Tree roots and the roughness of a woodland floor also hold back soil – preventing erosion and sedimentation of ditches, which in turn reduces expensive ditch maintenance costs. Ditches are then able to cope with storm events and can alleviate local flooding – often responsible for ruining crops.
A woodland’s soils, leaf litter, and tree roots all improve soil structure and rainfall infiltration – further contributing to natural flood management. Woodland will act like a sponge by soaking up, storing, and intercepting water, helping to slow storm water in a flood and reducing a river’s peak flow. If created with careful planning, new woodland can help to minimise flood damage in smaller catchments for downstream communities.

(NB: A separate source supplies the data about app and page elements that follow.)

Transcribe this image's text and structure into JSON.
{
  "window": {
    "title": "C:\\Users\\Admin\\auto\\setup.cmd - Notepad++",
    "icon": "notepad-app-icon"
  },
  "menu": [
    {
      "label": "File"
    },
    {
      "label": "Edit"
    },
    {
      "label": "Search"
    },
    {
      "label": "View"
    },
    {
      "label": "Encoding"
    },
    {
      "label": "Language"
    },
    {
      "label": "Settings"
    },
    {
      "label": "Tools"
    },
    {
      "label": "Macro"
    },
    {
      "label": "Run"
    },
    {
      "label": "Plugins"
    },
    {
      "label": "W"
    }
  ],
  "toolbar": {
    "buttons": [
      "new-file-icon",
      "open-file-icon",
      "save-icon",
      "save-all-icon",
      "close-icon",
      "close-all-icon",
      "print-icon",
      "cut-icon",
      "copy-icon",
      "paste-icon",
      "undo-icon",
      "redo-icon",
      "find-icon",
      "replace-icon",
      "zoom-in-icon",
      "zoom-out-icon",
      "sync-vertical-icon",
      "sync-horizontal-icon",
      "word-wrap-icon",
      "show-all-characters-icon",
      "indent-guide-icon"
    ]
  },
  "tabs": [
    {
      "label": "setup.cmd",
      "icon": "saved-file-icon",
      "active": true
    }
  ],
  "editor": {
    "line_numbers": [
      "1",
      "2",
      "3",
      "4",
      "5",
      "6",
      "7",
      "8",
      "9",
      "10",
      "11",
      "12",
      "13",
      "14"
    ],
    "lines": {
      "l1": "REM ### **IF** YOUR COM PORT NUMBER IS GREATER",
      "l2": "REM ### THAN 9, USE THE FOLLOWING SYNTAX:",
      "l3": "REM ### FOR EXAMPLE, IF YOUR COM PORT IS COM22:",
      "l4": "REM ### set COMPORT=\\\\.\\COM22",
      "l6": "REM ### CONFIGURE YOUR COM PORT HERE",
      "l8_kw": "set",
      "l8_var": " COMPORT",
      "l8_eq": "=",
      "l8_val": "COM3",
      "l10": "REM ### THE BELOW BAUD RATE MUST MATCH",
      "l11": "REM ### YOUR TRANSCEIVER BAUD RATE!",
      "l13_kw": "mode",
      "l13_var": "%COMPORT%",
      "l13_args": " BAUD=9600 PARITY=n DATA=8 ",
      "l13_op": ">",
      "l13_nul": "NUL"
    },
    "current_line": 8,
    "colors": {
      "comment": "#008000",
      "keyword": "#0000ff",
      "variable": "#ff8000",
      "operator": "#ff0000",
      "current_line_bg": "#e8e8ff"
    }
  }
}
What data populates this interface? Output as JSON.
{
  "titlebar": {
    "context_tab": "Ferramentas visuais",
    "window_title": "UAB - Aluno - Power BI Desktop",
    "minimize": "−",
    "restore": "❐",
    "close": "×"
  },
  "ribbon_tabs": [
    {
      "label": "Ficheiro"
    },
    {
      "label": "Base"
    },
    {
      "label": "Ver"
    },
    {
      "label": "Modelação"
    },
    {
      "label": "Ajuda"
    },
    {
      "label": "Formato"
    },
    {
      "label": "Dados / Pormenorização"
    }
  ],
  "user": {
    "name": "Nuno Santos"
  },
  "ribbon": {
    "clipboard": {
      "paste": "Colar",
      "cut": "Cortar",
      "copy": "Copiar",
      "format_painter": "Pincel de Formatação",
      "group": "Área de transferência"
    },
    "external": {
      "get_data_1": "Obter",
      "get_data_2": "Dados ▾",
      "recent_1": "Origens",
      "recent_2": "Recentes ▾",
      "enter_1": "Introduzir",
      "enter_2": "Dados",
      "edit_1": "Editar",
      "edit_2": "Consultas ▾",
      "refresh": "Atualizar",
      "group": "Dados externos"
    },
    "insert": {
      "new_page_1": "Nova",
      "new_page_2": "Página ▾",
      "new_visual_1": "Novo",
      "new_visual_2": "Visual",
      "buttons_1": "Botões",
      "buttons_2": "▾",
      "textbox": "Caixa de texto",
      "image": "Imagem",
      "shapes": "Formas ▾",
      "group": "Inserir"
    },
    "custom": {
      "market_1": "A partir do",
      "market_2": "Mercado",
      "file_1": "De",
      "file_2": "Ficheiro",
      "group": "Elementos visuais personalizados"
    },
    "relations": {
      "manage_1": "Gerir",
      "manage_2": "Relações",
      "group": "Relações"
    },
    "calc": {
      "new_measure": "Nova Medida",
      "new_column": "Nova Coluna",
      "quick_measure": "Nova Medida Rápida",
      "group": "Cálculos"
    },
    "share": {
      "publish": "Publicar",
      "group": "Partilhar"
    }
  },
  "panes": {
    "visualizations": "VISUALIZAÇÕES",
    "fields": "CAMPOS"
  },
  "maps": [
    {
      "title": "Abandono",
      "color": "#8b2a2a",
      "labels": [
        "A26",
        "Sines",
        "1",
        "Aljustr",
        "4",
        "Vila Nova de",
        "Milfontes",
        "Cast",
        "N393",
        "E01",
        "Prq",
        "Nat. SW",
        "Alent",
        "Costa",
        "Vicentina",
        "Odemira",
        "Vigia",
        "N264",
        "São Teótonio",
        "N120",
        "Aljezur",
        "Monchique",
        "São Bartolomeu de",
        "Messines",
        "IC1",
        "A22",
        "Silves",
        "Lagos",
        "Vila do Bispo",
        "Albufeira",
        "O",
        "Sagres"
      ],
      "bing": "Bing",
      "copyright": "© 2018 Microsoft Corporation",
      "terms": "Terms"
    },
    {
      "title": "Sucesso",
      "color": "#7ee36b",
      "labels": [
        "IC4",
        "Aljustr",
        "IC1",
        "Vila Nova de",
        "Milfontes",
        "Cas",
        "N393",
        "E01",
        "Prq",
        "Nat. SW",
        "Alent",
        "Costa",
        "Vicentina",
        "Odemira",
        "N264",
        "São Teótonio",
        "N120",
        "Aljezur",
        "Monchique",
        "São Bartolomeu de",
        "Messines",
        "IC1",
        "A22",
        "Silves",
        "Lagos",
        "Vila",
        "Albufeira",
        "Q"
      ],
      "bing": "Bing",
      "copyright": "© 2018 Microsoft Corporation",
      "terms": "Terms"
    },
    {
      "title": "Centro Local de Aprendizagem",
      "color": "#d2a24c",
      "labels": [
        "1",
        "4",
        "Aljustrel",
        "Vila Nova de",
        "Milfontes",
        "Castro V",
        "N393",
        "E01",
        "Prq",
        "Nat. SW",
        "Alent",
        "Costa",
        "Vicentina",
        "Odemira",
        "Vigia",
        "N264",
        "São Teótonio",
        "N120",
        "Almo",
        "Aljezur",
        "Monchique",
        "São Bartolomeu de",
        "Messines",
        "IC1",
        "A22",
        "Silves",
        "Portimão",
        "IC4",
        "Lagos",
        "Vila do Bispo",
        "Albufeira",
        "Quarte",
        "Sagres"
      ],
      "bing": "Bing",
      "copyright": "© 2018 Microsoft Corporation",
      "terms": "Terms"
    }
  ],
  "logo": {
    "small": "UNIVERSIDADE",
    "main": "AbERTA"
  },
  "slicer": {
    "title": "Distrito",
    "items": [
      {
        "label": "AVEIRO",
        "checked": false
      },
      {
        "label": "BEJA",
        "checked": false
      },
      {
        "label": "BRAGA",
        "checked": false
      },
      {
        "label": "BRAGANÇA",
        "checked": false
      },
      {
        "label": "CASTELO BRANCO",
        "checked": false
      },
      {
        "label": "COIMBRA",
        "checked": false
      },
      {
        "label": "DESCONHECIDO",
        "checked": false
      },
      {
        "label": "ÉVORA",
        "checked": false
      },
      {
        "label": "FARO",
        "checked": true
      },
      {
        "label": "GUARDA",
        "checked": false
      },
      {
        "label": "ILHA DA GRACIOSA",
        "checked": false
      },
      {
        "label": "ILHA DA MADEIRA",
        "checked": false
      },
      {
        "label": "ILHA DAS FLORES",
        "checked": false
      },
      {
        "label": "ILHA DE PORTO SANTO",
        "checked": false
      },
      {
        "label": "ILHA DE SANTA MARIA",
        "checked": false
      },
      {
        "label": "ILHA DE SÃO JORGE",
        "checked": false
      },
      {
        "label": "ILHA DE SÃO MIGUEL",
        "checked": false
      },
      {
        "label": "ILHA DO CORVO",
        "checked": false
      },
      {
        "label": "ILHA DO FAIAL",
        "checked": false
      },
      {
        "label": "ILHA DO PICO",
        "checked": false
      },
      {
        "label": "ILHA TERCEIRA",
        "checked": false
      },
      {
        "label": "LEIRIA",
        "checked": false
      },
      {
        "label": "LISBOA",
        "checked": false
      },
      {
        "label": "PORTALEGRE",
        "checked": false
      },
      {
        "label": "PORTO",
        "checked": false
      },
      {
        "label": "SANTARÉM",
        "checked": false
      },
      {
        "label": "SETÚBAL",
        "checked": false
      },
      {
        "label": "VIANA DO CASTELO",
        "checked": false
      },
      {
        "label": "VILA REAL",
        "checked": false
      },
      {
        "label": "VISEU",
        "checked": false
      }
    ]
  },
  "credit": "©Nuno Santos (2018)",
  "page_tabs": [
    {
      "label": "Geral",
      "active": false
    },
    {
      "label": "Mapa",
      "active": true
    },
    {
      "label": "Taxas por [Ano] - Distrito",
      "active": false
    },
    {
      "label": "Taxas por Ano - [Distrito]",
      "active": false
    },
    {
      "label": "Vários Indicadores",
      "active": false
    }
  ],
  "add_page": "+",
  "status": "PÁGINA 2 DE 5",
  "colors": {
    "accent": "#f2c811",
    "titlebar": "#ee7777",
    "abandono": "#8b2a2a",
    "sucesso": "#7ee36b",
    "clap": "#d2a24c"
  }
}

Planting blocks of trees, known as windbreaks, can also help with drought management – moisture levels in soil are retained by limiting surface runoff, and the wind shadow will also reduce the amount of water that evaporates.
There is grant support available to assist you with your water goals: you could receive additional Forestry Commission grant contributions up to £2,500/ha for improving water quality, flood management and creating woodland along rivers on your land through the England Woodland Creation Offer.
The proof is in the ‘planting’
The evidence is well documented:
- narrow, 5-8 metre woodland buffer strips remove nitrogen from subsurface water through the chemical process known as denitrification processes (Balesterini et al., 2011)
- buffer strips that are at least 6 metres wide, made up of grass and trees – led to almost a 100% reduction of phosphorous and pesticide (Borin et al., 2004)
- arable fields with grass margins and woodland buffers reduced sediment, nitrogen and phosphorous in streams (Udawatta et al., 2011)
Nature also benefits from the dappled shade provided by riparian tree planting, keeping rivers cool by as much as to 2 – 3 °C to help maintain oxygen levels in the water – benefiting aquatic wildlife and plants.
The wider benefits of woodland creation
Water quality improvement and flood management are not the only advantages of well-managed woodlands. Woodland creation in the right place can benefit your land, the local community, biodiversity and the wider environment. Planting trees can help manage soil – keeping more of it in your fields and allowing less of it to get into rivers. This could lead to more sustainable yields, provide shelter for livestock, and create vital wildlife corridors.
Trees capture carbon in the form of CO2 from the atmosphere and can improve the net carbon balance of your land holding. Planted at a reasonable scale they can provide you with an income from timber and woodfuel, which can also be achieved through active woodland management in the woods you already have. Find out more about the far-reaching benefits of woodland creation in the Plant your future, the case for trees brochure.
Why plant now
Financial support is available through Forestry Commission grants and via partners and other woodland creation organisations. Our flagship scheme, the England Woodland Creation Offer covers:
- standard capital costs of tree planting up to £10,200/ha
- additional contributions of up to £8,000/ha for new woodlands that help mitigate climate change, deliver nature recovery benefits, and provide wider environmental and social benefits
- annual maintenance payments of £350/ha for ten years to help with tree establishment
- a contribution towards the costs to install infrastructure for better management access or recreational access
- applications can also retain Basic Payment Scheme payments
- the scheme supports a range of woodland types and sizes, starting from just 1 hectare per application and per block.
For more information on grants and available support visit our tree planting and woodland creation overview pages.
Alternatively, for further support and advice, speak to your local Woodland Creation Officer.